Press Space Bar 3 times to enter command mode ...123
Yes, Enter command mode ...

[AMAZON_SE Boot]:!

Enter Administrator Mode !

Once you enter administrator mode close PuTTY but do not disconnect the modem from the converter. To perform the backup we will use a different program called ‘brntool’. You can download brntool from https://github.com/rvalles/brntool.

Performing the Backup

Before running brntool we need to make a few modifications to its code, so that it is compatible with this modem. Open brntool.py with a text editor and comment-out lines 22-23, 29-31 and 59-60 by inserting a ‘#’ at the beginning of each line. Conversely, uncomment line 58 and, optionally, change the value of bs to 2048 or to any other number you prefer, as long as it is less than 10000 (bs denotes the number of bytes the program will read at a time). In the screenshots below I’ve set bs to 2048.
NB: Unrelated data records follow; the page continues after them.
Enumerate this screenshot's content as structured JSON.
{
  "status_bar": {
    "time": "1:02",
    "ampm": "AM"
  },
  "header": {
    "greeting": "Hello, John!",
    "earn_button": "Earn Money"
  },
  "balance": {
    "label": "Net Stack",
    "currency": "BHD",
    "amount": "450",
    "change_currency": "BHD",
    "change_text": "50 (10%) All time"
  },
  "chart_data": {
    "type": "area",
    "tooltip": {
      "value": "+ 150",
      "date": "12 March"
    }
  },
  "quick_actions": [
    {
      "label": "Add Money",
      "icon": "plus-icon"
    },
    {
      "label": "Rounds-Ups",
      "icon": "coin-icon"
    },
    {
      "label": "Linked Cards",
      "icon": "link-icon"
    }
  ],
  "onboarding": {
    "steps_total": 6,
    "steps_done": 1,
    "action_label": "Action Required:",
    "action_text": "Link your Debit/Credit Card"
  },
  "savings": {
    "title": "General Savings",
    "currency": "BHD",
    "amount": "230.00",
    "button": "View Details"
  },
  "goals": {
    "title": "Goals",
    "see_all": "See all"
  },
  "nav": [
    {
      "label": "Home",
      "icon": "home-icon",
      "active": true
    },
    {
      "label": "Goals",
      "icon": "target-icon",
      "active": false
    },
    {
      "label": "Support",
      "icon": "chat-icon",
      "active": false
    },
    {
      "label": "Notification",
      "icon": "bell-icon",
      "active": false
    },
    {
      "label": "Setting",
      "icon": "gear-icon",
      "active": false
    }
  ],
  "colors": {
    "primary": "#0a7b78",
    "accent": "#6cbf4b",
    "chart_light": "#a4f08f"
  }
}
code

code2

Comment-out lines 22-23, 29-31 and 59-60. Uncomment line 58 and, optionally, change bs to 2048.

With the changes detailed above completed, the modem at the administrative bootloader prompt and PuTTY closed, open a command terminal and run brntool by issuing the following command:

$sudo ./brntool.py --read=fw.bin --addr=0x0 --verbose --size=0x200000

If all has gone well you should see a series of dots appear as the firmware is being read. Each ‘.’ represents a successful read of ‘bs’ bytes. A ‘!’ means the read attempt failed, and the program will retry until the read succeeds. When reading is complete, the firmware will be saved as ‘fw.bin’. I recommend you perform a second backup and then compare the two backups to make sure no errors occurred (for example, in my case, the Rx pin had come loose after some point, and I only found out when I performed two successive backups and compared them; the loose Rx pin was distorting the output, so each new backup differed from the previous one).

For your reference I have uploaded my backup to http://1drv.ms/1uYcBn9 .

If you followed the instructions above you should now have a backup of the Netfaster WLAN 3 firmware. In my next post I’ll show you how to restore the firmware to the modem.

If you have any questions or if you spotted any errors or omissions, please leave me a comment.